WHAT TO WORK ON:
Lines of the records that hold the word "selected" are to be counted; give the number and nothing more.

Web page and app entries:
....
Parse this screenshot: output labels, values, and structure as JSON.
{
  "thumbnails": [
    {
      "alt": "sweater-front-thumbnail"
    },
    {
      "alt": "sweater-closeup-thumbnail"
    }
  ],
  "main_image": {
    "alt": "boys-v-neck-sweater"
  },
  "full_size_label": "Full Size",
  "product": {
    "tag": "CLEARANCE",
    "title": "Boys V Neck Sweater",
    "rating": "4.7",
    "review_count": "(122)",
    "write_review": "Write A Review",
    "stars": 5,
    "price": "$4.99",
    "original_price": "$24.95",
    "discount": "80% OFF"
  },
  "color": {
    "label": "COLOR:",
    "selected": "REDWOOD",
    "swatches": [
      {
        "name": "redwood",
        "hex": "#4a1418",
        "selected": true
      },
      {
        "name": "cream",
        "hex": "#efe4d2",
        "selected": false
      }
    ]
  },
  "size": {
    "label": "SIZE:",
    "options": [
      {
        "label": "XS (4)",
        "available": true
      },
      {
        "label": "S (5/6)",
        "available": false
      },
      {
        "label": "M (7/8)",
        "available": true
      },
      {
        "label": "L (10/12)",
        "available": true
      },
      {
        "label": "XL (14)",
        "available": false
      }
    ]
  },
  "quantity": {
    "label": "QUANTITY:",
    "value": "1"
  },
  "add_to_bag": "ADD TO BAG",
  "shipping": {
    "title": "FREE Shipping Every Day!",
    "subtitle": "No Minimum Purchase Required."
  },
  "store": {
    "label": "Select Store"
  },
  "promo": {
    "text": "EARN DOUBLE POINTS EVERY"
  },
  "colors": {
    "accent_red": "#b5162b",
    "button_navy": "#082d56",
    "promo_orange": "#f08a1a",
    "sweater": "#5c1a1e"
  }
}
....
YOUR SOLUTION:
3